Mazda2 Active manual 1.5-litre (incl. VAT) R188 000
Mazda2 Dynamic manual 1.5-litre (incl. VAT) R199 900
Mazda2 Dynamic auto 1.5-litre (incl. VAT) R211 300
Mazda2 Individual manual 1.5-litre (incl. VAT) R211 400
Mazda2 Individual auto 1.5-litre (incl. VAT) R222 800
Mazda2 Hazumi TD 1.5-litre (incl. VAT) R259 900
The entire Mazda2 range is backed up by a four-year unlimited distance factory warranty. To provide complete peace-of-mind motoring a three-year roadside assistance and a three-year service plan are in place along with a five-year service plan. Servicing intervals 15 000km for both petrol and diesel derivatives.
*There are basically three components to Mazda’s unique SkyActiv technology, each helping towards the advancement of manufacturing better and safer cars: there’s high-compression engines (ie: 12:1, petrol 1.5-litre and 14:8 in the 1.5-litre turbodiesel) to achieve outstanding fuel consumption figures; combining the very best aspects to ensure the perfect transmission (variable and dual-clutch systems) to obtain smooth gear-changes; and the use of high- and ultra-strength steel in a chassis that maximises lightness and rigidity of the body design.

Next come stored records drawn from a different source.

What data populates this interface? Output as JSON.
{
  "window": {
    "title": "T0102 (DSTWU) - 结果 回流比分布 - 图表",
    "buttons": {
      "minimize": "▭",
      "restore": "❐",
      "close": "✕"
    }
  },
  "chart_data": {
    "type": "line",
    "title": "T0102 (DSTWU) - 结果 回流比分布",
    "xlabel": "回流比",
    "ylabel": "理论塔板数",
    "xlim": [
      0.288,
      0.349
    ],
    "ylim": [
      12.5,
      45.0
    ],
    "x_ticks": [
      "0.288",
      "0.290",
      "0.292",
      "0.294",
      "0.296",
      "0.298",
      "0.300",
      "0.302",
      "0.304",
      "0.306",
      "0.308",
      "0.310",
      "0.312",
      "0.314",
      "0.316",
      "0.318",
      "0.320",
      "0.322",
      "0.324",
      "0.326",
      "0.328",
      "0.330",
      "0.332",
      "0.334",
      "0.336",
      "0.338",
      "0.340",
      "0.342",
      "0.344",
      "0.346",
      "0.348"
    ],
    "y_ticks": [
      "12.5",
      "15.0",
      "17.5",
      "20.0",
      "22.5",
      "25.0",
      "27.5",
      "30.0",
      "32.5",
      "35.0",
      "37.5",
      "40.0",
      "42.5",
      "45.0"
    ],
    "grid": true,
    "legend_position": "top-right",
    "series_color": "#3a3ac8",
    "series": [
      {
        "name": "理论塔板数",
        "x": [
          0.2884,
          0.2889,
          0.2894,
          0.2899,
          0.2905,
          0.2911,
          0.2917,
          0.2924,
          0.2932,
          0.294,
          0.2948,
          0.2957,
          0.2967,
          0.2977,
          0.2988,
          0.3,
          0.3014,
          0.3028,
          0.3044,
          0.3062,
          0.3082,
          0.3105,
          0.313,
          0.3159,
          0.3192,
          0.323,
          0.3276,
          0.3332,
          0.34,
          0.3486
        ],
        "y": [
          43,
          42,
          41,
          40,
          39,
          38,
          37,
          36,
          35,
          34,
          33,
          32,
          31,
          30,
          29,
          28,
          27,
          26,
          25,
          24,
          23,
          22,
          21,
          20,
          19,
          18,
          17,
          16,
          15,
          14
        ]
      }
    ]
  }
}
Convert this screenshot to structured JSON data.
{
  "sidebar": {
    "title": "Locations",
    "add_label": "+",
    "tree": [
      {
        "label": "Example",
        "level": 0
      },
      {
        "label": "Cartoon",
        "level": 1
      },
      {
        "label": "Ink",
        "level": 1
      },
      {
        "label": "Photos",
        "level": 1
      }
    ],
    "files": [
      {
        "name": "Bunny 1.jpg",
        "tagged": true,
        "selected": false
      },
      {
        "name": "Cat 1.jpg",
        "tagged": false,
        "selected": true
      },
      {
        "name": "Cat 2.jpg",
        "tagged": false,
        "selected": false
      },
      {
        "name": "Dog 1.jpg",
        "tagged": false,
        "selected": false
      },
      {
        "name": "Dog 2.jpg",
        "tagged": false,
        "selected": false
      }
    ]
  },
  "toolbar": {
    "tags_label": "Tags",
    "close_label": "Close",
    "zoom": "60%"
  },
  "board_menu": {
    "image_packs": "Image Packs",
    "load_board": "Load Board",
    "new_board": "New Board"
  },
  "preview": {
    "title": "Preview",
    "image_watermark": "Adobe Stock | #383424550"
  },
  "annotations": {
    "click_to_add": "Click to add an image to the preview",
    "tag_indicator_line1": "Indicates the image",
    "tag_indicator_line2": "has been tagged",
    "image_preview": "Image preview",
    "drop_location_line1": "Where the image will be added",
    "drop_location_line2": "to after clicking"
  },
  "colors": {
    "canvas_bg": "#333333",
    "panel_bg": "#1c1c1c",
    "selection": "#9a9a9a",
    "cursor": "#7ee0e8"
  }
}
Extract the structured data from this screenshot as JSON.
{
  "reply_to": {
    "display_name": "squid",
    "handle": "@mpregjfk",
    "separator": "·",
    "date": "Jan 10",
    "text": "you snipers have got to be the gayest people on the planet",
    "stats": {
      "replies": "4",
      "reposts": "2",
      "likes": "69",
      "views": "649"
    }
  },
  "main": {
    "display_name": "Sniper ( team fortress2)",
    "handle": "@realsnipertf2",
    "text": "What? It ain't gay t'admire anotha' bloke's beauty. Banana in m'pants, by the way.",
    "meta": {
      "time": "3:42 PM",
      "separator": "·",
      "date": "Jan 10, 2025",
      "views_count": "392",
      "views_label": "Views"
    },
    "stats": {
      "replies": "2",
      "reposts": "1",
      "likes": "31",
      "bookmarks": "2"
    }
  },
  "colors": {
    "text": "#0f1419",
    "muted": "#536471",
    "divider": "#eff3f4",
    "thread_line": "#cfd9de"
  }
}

FLYING SOLO: Mazda has been re-born in South Africa after the company's split from auto giant Ford and the latest Mazda2 is one of the first products to re-arrive here. Image: DAVE FALL